Three decades of wrangling over abortion, which is still illegal in Switzerland, took another turn on Thursday when the Senate voted to allow it within the first 12 weeks of a pregnancy.This content was published on September 21, 2000 - 18:25
However, the issue is by no means decided. The other chamber of parliament, the House of Representatives, wants to see a more liberal solution.
Pro-life groups, meanwhile, have made it clear they will challenge any liberalisation at the ballot box.
In theory, Switzerland has one of most restrictive abortion laws in western Europe. Under current regulations, dating back to the 1940s, abortions in Switzerland are illegal and are only allowed under exceptional circumstances.
But in reality, every year an estimated 12,000 women have an abortion. The authorities in urban regions of the country have started interpreting the law in more liberal ways over the past 10 years.
Women who wish to have an abortion need two independent medical opinions. Abortions, performed by licensed doctors, are also allowed if the life or health of a mother-to-be is in danger.
The issue of abortion has been on the agenda for the past 30 years. In 1977, voters rejected a proposal to liberalise it. In the early 1990s, parliament began considering an amended law, aimed at granting women abortions in the early stages of a pregnancy.
Thursday's debate in the Senate was marked by the question whether mandatory or voluntary counselling should be introduced. Mainly members of the Christian Democratic Party, which has its strongholds in Catholic regions, pleaded for compulsory counselling.
Others put forward purely legal arguments or tried to make the bill a counter-proposal to a people's initiative by a pro-life group, which aims to tighten abortion laws.
During the debate, most speakers acknowledged that the current legal situation is absurd and hypocritical.
The justice minister, Ruth Metzler, said the government favoured a solution with mandatory counselling. She also stressed the importance of prevention and individual responsibility.
The bill now goes back to the House of Representatives, which two years ago came out in favour of allowing abortion within the first 14 weeks of a pregnancy.
If the bill gets final approval by parliament, it is highly likely to be challenged in a nationwide vote by conservative groups.
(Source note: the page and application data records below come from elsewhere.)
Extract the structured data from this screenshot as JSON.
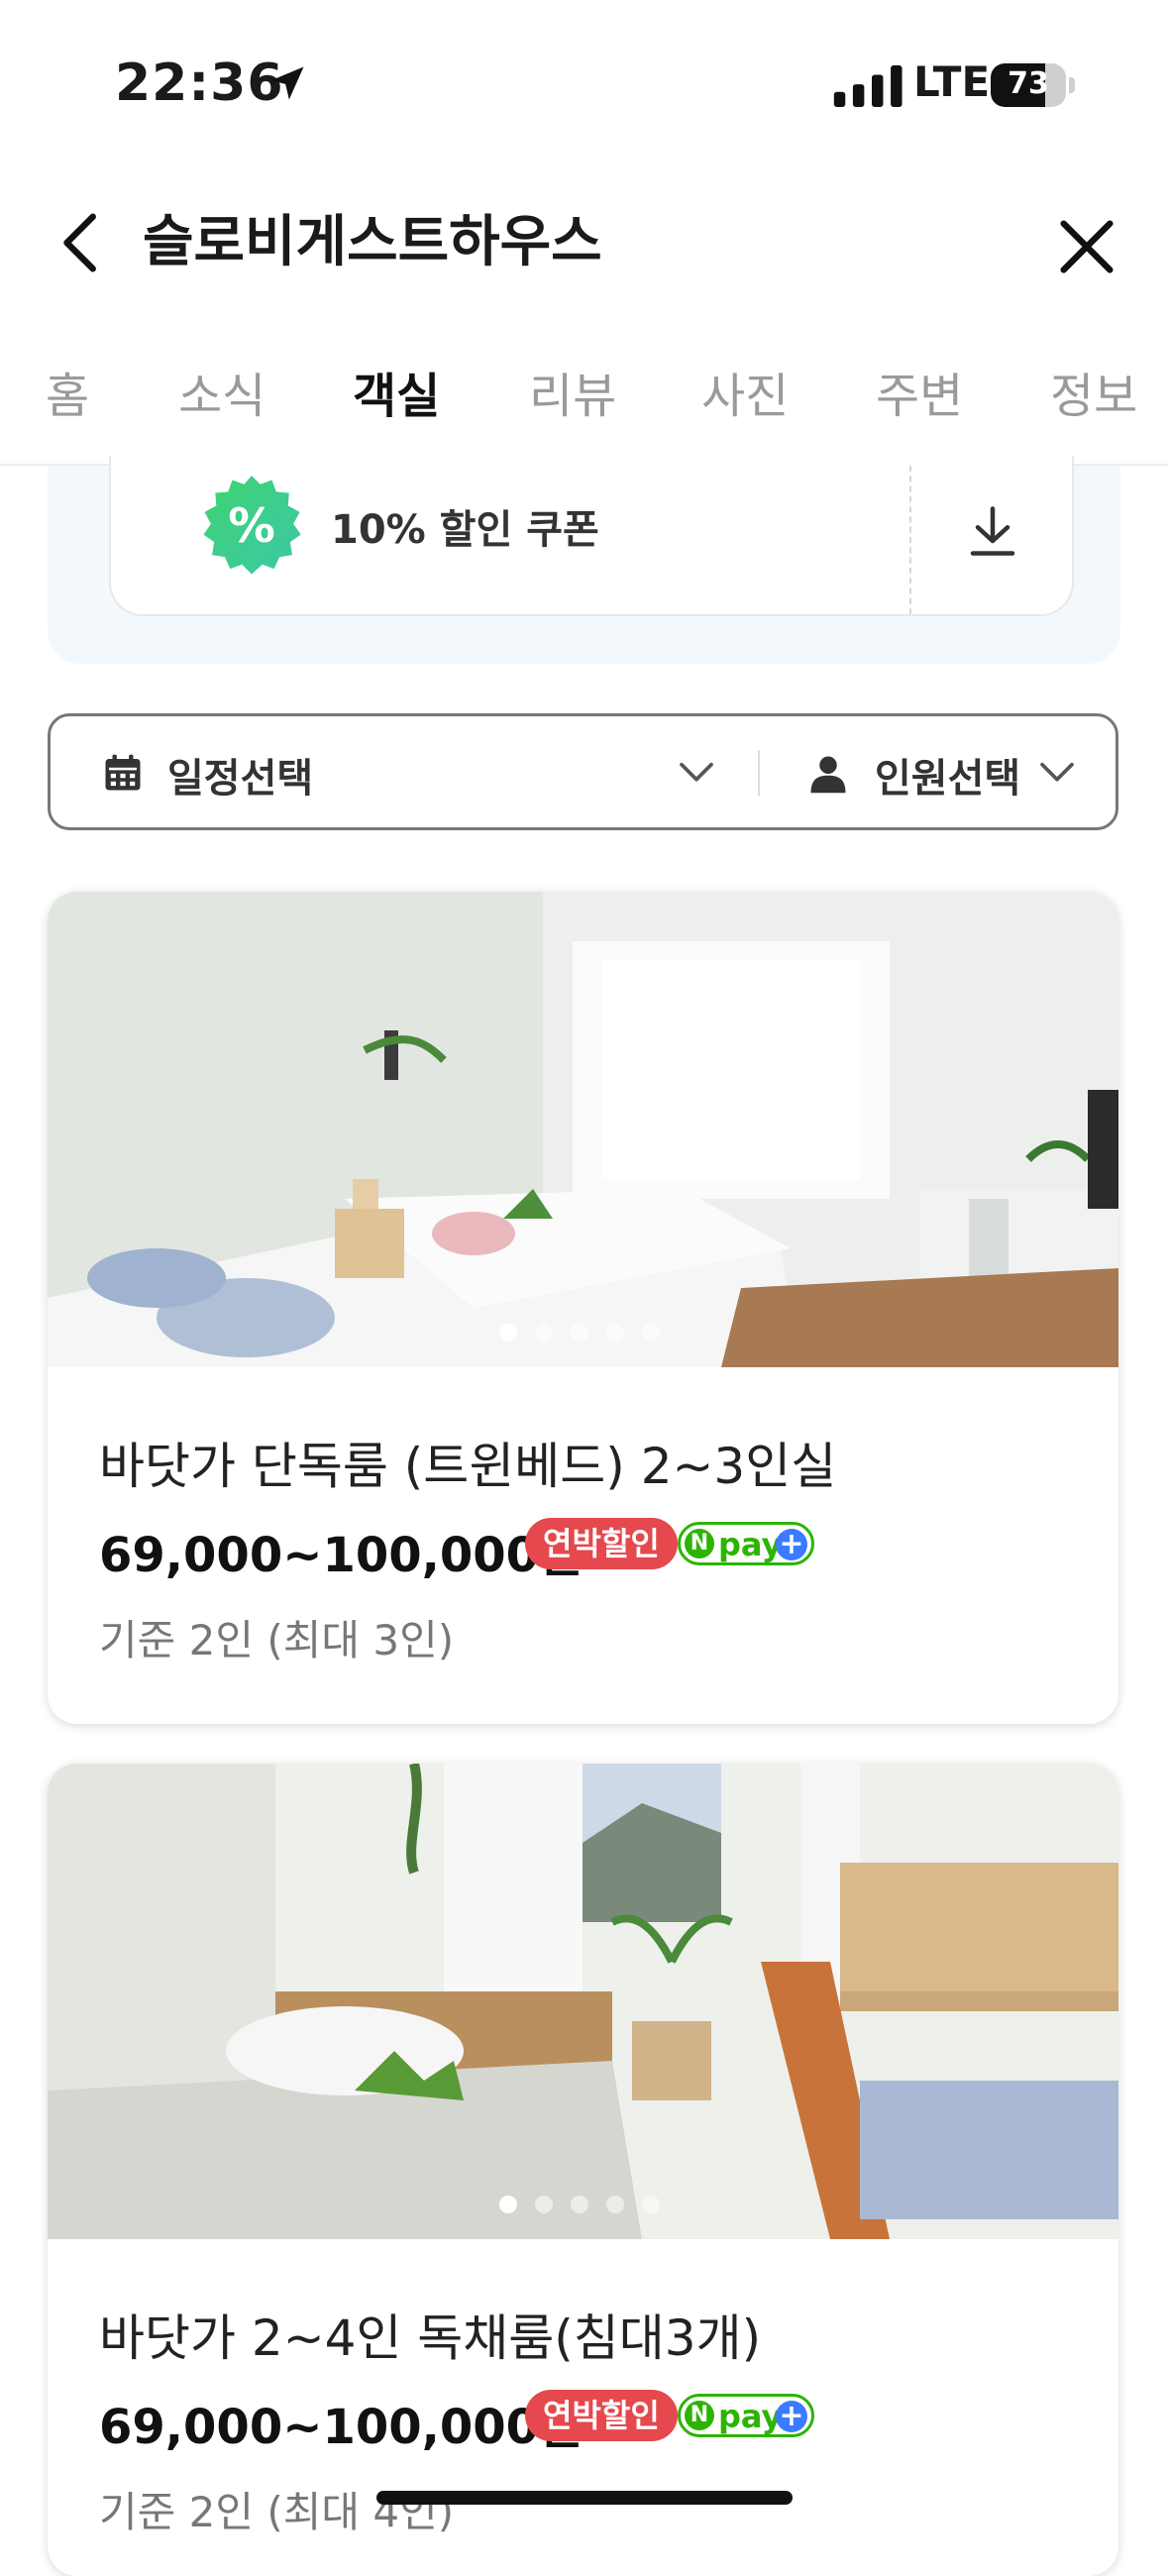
{
  "status_bar": {
    "time": "22:36",
    "network": "LTE",
    "battery": "73",
    "battery_level": 0.73
  },
  "header": {
    "title": "슬로비게스트하우스"
  },
  "tabs": [
    {
      "label": "홈"
    },
    {
      "label": "소식"
    },
    {
      "label": "객실",
      "active": true
    },
    {
      "label": "리뷰"
    },
    {
      "label": "사진"
    },
    {
      "label": "주변"
    },
    {
      "label": "정보"
    }
  ],
  "coupon": {
    "label": "10% 할인 쿠폰",
    "badge_symbol": "%"
  },
  "filter": {
    "date_label": "일정선택",
    "people_label": "인원선택"
  },
  "rooms": [
    {
      "name": "바닷가 단독룸 (트윈베드) 2~3인실",
      "price": "69,000~100,000원",
      "badge": "연박할인",
      "npay": "pay",
      "npay_n": "N",
      "npay_plus": "+",
      "capacity": "기준 2인 (최대 3인)",
      "photo_count": 5,
      "photo_index": 1
    },
    {
      "name": "바닷가 2~4인 독채룸(침대3개)",
      "price": "69,000~100,000원",
      "badge": "연박할인",
      "npay": "pay",
      "npay_n": "N",
      "npay_plus": "+",
      "capacity": "기준 2인 (최대 4인)",
      "photo_count": 5,
      "photo_index": 1
    }
  ],
  "colors": {
    "badge_red": "#e5484d",
    "npay_green": "#2db400",
    "coupon_bg": "#f2f8fc"
  }
}
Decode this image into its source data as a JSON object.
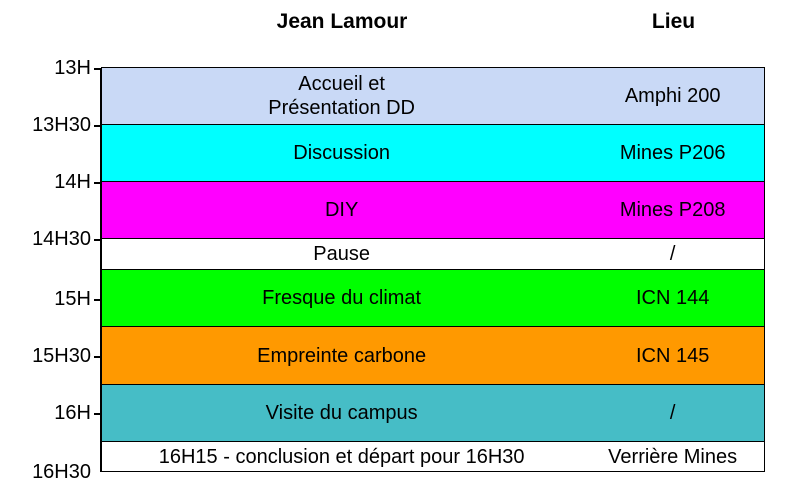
{
  "headers": {
    "event": "Jean Lamour",
    "place": "Lieu"
  },
  "time_ticks": [
    "13H",
    "13H30",
    "14H",
    "14H30",
    "15H",
    "15H30",
    "16H",
    "16H30"
  ],
  "rows": [
    {
      "event_line1": "Accueil et",
      "event_line2": "Présentation DD",
      "place": "Amphi 200",
      "color": "#c9d9f6"
    },
    {
      "event_line1": "Discussion",
      "event_line2": "",
      "place": "Mines P206",
      "color": "#00ffff"
    },
    {
      "event_line1": "DIY",
      "event_line2": "",
      "place": "Mines P208",
      "color": "#ff00ff"
    },
    {
      "event_line1": "Pause",
      "event_line2": "",
      "place": "/",
      "color": "#ffffff"
    },
    {
      "event_line1": "Fresque du climat",
      "event_line2": "",
      "place": "ICN 144",
      "color": "#00ff00"
    },
    {
      "event_line1": "Empreinte carbone",
      "event_line2": "",
      "place": "ICN 145",
      "color": "#ff9900"
    },
    {
      "event_line1": "Visite du campus",
      "event_line2": "",
      "place": "/",
      "color": "#46bdc6"
    },
    {
      "event_line1": "16H15 - conclusion et départ pour 16H30",
      "event_line2": "",
      "place": "Verrière Mines",
      "color": "#ffffff"
    }
  ]
}
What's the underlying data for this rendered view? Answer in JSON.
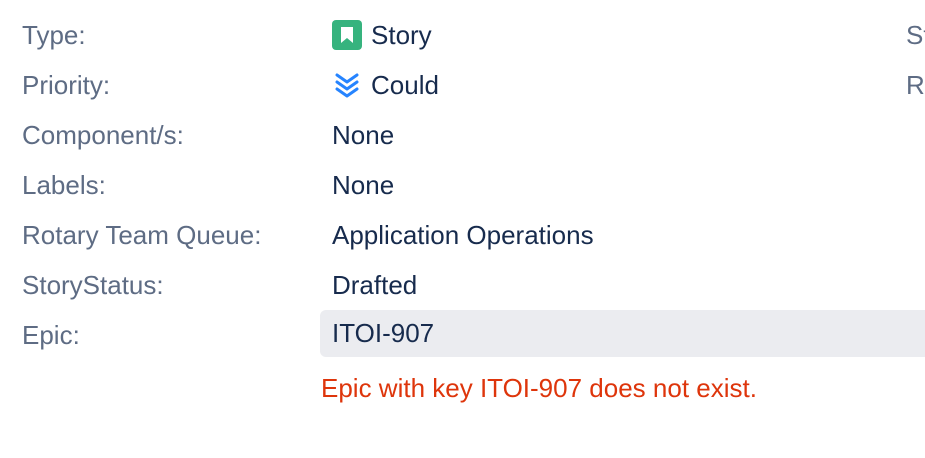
{
  "fields": [
    {
      "label": "Type:",
      "value": "Story",
      "icon": "story-icon"
    },
    {
      "label": "Priority:",
      "value": "Could",
      "icon": "priority-could-icon"
    },
    {
      "label": "Component/s:",
      "value": "None"
    },
    {
      "label": "Labels:",
      "value": "None"
    },
    {
      "label": "Rotary Team Queue:",
      "value": "Application Operations"
    },
    {
      "label": "StoryStatus:",
      "value": "Drafted"
    },
    {
      "label": "Epic:",
      "value": "ITOI-907"
    }
  ],
  "epic": {
    "error": "Epic with key ITOI-907 does not exist."
  },
  "right_column": [
    "St",
    "Re"
  ],
  "colors": {
    "label": "#5e6c84",
    "value": "#172b4d",
    "story_icon": "#36b37e",
    "priority_icon": "#2684ff",
    "error": "#de350b",
    "field_bg": "#ebecf0"
  }
}
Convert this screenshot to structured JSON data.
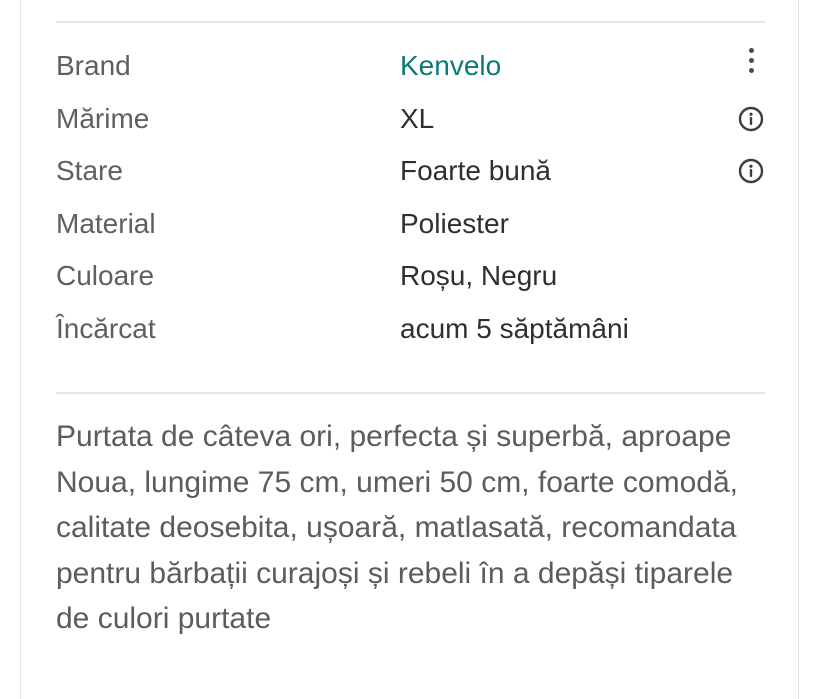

However, recent opinion polls show a large majority in favour of liberalising abortion.
by Urs Geiser
This article was automatically imported from our old content management system. If you see any display errors, please let us know: email@example.com